3/13/2012 8:53:00 AM Abortion bill stalls amid budget fight
Catholic News Service photo
Pro-life demonstrators march at the state Capitol in Olympia, Wash.
OLYMPIA, Wash. — The Washington State Catholic Conference thought the fight for religious liberty was entering a crisis in the Evergreen State. But then the church and other groups marveled early this month as a controversial pro-abortion bill languished amid a state budget battle.
Legislation that seemed likely to pass the Washington state Senate would have mandated coverage for abortion in private health insurance plans that provide coverage of maternity care. House Bill 2330 passed in the House and had moved through two Senate committees.
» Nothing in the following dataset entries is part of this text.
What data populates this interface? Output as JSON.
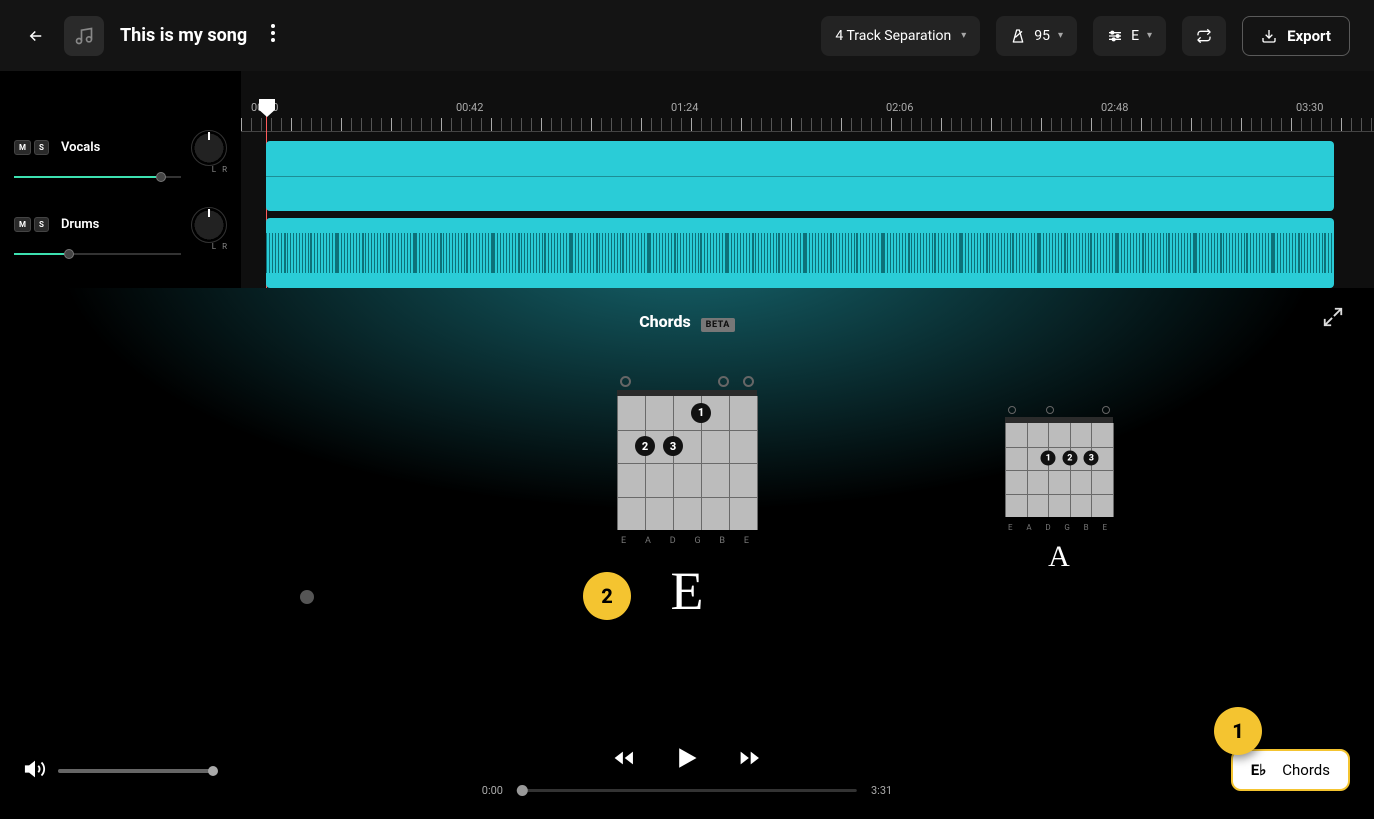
{
  "header": {
    "song_title": "This is my song",
    "separation_label": "4 Track Separation",
    "tempo": "95",
    "key": "E",
    "export_label": "Export"
  },
  "timeline": {
    "labels": [
      "00:00",
      "00:42",
      "01:24",
      "02:06",
      "02:48",
      "03:30"
    ]
  },
  "tracks": [
    {
      "name": "Vocals",
      "mute": "M",
      "solo": "S",
      "l": "L",
      "r": "R",
      "vol_pct": 85
    },
    {
      "name": "Drums",
      "mute": "M",
      "solo": "S",
      "l": "L",
      "r": "R",
      "vol_pct": 30
    }
  ],
  "chord_panel": {
    "title": "Chords",
    "badge": "BETA",
    "string_labels": [
      "E",
      "A",
      "D",
      "G",
      "B",
      "E"
    ],
    "current": {
      "name": "E",
      "fingers": [
        "1",
        "2",
        "3"
      ]
    },
    "next": {
      "name": "A",
      "fingers": [
        "1",
        "2",
        "3"
      ]
    },
    "callouts": {
      "panel": "2",
      "pill": "1"
    }
  },
  "playback": {
    "current": "0:00",
    "total": "3:31",
    "pill_lyrics": "E♭",
    "pill_chords": "Chords"
  }
}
But the bill never made it to the Senate floor, caught up in a surprise Republican victory over deep budget cuts. Three Democrats came over to the side of austerity. After that, two attempts to bring the abortion mandate to the Senate floor failed.
If OK’d in the Senate, the bill would likely have been signed into law by Gov. Chris Gregoire, who is Catholic. It would have been the nation’s first law to compel employers to give workers coverage for abortion. Sister Sharon Park of Washington State Catholic Conference described the bill as “a direct assault on certainly religious liberty but also on the sanctity of human life.”
Supporters said the legislation would have ensured that women have access to abortions when the federal Affordable Care Act comes into effect in 2014. Opponents argued it would have expanded abortion coverage, cost too much and forced some religious institutions to act contrary to conscience. The Washington State Catholic Conference said the bill would have endangered the state’s eligibility for federal funding for health care, education and labor.
The U.S. Catholic bishops foresaw the possibility of forced abortion coverage when making themselves heard over federal health reform. Abortion has been in the background as a likely next threat as the bishops and other church groups have opposed a federal mandate that would give workers at some religious institutions free coverage for sterilization, contraception and abortifacient drugs.